What is required
Within the listing below, count the lines that have the string "Windows". Answer with that number only.

***

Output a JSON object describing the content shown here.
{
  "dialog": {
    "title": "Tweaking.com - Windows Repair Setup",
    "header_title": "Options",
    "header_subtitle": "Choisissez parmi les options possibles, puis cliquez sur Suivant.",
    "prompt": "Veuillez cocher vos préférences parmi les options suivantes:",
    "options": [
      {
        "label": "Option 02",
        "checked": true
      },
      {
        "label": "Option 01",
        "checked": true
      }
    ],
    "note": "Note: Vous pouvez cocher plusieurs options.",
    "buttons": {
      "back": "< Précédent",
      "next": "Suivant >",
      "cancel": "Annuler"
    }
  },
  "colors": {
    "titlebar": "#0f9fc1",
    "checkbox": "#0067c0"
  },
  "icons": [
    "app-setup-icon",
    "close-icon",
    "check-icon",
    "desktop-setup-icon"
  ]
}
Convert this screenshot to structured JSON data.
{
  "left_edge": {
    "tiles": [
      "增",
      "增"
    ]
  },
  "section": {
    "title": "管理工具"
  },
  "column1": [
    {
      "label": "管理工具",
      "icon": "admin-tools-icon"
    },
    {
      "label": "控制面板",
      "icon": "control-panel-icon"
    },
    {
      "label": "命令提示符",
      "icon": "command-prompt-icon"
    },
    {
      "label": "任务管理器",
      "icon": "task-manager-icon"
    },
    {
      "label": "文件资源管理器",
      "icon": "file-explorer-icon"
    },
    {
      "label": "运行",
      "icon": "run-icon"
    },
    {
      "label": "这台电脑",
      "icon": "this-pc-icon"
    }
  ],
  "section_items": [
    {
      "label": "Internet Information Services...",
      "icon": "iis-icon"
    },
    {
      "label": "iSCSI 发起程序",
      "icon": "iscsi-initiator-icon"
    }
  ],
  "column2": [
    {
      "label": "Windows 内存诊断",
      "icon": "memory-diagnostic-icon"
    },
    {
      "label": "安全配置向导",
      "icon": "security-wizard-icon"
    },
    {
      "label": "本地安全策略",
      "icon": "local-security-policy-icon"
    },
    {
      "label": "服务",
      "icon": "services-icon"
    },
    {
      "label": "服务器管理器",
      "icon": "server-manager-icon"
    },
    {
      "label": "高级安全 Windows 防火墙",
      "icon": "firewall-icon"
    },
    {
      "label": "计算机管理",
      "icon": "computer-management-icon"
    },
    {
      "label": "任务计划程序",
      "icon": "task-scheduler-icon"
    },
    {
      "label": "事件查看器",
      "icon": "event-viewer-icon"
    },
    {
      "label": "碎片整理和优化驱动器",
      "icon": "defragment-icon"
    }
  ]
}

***

Result of the exercise
3